[INFORMATION GIVEN]
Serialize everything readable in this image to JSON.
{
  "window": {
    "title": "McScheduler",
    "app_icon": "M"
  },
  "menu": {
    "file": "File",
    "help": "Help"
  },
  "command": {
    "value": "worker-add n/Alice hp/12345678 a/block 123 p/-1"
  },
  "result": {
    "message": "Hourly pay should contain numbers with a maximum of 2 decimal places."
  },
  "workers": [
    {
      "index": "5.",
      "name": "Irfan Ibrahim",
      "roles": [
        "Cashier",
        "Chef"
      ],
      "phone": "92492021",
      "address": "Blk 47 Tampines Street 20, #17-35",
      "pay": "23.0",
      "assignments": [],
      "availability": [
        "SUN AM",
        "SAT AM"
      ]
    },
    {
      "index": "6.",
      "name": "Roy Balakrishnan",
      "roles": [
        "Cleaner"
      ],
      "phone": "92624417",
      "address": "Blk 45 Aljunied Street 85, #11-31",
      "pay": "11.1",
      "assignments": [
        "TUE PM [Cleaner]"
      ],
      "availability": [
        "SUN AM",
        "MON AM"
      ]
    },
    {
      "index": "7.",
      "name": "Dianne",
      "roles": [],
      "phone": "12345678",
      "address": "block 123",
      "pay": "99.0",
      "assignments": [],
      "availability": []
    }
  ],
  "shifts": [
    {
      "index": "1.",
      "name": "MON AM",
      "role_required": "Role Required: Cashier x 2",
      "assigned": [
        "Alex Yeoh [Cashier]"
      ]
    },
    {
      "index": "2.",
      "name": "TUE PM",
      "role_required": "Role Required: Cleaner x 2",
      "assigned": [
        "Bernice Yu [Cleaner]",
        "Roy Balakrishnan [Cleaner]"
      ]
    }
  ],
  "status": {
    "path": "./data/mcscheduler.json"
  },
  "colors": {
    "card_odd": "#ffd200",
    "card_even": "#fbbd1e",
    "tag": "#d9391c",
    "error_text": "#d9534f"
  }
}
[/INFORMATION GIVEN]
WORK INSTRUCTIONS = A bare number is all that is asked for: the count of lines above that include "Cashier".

SOLVED PROBLEM = 3